At the same time, hackers are growing in number and becoming increasingly sophisticated in their efforts. Consequently, the federal government – and virtually every other high-profile organization – needs to embrace proactive policies to stay one step ahead of cyber threats.
Accompanying these trends is a top-level focus on cyber security throughout the government. The source pointed out that President Barack Obama has earned the nickname the “Cyber War President.” As a result of the president and other federal leader’s efforts, the U.S. Cyber Command will soon see its manpower increase fivefold, while federal law enforcement agencies are focusing more on bringing cyber security experts into their ranks.
Recruiting and retaining talent
As Federal News Radio emphasized, though, these efforts alone are not sufficient to solve the federal government’s cyber security talent shortage. To this end, new policies are needed.
For example, the source predicted that agencies will do more to recruit younger cyber security professionals. Currently, millennials comprise only 16 percent of the federal workforce, while almost half of workers are nearing retirement, according to an Office of Personnel Management report. These younger workers have the potential to improve federal cyber security not just now, but for years to come. However, for this to be the case, agencies will need to offer these individuals possible career paths, rather than jobs with little to no room for advancement.
These developments have significant implications for cyber security professionals. The federal government’s growing commitment toward attracting and retaining cyber security talent opens up a wide array of new opportunities for qualified personnel in this space. As The Wall Street Journal recently highlighted, the government’s cyber security woes are due not just to an insufficient focus on this issue, but also a lack of available talent.
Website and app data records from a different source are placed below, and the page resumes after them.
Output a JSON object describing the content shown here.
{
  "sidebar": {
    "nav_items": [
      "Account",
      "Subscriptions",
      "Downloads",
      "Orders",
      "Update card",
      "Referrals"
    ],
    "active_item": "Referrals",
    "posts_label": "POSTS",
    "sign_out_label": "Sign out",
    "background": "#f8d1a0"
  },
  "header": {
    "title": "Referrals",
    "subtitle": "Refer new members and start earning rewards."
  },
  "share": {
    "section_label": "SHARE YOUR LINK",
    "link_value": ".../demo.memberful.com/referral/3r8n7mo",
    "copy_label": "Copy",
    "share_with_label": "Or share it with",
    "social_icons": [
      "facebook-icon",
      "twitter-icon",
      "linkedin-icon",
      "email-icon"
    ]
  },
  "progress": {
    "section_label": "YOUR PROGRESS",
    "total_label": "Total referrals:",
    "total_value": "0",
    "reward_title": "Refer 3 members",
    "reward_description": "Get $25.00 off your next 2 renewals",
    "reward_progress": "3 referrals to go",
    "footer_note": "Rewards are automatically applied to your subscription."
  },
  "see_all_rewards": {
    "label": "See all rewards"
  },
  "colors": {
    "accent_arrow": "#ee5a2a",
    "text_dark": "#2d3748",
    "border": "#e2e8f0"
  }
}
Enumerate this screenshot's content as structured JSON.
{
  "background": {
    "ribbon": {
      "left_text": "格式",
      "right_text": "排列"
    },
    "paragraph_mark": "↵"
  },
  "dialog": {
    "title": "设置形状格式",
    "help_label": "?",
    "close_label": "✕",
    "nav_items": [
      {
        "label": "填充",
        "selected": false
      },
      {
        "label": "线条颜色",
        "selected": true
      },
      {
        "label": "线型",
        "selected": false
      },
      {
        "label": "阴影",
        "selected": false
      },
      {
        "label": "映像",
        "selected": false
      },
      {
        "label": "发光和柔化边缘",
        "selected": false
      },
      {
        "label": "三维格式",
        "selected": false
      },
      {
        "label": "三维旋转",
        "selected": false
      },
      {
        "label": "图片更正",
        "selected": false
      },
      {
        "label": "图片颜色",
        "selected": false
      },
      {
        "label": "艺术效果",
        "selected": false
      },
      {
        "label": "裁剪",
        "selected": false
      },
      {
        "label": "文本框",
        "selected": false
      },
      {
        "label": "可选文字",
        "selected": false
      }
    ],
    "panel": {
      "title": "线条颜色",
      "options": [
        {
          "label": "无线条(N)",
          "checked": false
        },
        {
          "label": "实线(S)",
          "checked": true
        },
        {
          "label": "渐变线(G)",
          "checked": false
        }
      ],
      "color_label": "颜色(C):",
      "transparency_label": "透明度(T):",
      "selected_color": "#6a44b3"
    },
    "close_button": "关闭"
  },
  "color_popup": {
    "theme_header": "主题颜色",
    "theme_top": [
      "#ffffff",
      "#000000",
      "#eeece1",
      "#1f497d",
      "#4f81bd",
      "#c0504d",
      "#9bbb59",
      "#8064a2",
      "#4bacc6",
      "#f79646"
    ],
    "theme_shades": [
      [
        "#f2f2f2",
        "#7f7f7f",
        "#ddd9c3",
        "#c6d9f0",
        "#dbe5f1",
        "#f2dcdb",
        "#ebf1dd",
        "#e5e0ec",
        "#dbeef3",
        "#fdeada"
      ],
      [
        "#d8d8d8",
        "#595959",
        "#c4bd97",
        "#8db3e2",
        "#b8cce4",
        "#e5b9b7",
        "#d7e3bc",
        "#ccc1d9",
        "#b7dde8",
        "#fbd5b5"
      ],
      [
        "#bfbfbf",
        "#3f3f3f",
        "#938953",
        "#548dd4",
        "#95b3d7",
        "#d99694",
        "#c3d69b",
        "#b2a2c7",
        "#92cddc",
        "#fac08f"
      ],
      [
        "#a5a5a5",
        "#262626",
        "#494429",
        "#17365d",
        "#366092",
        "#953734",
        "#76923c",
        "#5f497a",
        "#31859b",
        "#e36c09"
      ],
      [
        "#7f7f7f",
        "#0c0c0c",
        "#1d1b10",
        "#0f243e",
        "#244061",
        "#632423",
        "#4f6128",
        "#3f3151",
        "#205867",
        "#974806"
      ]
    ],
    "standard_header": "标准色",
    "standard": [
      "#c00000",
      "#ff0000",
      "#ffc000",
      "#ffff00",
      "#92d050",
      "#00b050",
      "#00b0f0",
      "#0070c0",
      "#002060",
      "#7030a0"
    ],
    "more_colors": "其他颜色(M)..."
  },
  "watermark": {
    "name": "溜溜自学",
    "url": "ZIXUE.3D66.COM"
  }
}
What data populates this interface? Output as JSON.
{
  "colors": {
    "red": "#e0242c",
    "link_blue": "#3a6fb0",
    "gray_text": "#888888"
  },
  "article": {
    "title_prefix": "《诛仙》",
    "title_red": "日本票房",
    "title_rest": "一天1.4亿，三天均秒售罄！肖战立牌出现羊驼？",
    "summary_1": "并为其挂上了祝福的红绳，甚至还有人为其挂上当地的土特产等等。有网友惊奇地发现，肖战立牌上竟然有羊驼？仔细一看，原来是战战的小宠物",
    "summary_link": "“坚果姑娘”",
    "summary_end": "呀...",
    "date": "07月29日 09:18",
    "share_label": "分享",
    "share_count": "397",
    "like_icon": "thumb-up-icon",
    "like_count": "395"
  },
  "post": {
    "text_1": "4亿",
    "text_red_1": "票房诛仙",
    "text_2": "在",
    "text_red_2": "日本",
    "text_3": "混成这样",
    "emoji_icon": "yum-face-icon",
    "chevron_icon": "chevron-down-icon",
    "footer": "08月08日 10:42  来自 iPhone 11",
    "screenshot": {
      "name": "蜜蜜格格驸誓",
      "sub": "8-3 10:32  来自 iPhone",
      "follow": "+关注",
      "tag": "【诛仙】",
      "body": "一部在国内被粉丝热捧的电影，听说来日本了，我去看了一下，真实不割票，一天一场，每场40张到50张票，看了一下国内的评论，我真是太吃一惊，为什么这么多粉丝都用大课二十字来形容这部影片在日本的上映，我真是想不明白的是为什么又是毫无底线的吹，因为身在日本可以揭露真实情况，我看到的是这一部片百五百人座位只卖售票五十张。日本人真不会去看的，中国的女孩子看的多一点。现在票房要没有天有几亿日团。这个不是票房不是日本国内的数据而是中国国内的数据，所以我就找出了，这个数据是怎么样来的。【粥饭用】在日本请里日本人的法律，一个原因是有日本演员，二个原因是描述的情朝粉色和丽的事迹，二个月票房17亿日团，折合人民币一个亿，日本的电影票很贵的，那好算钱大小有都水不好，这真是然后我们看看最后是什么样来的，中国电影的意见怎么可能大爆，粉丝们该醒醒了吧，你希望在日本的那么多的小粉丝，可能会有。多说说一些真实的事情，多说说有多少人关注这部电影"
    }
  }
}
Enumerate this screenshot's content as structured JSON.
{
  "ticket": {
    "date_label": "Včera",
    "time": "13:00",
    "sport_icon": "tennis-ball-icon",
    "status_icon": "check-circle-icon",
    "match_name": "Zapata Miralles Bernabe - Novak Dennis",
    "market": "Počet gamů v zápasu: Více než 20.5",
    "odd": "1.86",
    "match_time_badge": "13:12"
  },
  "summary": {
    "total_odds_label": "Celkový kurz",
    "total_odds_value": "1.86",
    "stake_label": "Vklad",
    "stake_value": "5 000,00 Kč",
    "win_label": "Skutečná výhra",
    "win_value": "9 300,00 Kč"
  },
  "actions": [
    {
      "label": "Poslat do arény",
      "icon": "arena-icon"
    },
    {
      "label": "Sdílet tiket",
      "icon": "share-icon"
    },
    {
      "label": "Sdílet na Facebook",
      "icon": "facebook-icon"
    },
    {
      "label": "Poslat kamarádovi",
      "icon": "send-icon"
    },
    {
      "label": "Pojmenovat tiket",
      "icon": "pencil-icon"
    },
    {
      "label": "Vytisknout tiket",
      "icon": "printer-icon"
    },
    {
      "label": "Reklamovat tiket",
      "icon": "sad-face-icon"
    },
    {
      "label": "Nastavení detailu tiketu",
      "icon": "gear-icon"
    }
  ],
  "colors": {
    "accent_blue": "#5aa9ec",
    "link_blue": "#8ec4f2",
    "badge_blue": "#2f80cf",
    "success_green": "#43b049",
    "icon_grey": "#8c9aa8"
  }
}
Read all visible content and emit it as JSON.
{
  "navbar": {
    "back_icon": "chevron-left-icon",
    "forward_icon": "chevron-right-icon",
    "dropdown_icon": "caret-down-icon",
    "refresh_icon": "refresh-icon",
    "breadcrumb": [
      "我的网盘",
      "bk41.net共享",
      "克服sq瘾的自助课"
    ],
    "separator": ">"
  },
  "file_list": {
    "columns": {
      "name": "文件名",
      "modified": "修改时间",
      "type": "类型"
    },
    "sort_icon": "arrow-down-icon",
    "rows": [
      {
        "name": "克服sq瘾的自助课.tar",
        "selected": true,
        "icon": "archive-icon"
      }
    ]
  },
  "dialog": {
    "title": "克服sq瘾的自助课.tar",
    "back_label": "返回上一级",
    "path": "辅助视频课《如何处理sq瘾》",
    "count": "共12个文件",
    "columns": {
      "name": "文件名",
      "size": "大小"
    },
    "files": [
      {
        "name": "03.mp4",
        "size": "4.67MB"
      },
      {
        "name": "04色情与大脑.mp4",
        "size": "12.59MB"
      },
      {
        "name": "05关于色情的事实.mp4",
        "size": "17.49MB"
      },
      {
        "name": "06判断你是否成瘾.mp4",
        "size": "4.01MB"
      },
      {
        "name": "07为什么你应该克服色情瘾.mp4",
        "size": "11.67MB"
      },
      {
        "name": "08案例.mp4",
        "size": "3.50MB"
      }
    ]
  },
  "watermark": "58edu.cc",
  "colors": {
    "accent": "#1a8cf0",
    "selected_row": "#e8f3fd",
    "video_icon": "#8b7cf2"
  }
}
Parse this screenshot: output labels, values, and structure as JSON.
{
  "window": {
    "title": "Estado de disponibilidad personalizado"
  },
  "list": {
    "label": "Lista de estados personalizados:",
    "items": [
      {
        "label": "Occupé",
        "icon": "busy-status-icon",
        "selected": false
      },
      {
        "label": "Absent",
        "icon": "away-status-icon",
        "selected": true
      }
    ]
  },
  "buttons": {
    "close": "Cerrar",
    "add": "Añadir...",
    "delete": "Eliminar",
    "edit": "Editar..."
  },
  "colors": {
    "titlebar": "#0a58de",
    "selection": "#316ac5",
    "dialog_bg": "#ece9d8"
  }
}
Clearly, then, those who have the requisite skills and credentials will find themselves heavily in demand for promising federal positions in 2015 and beyond.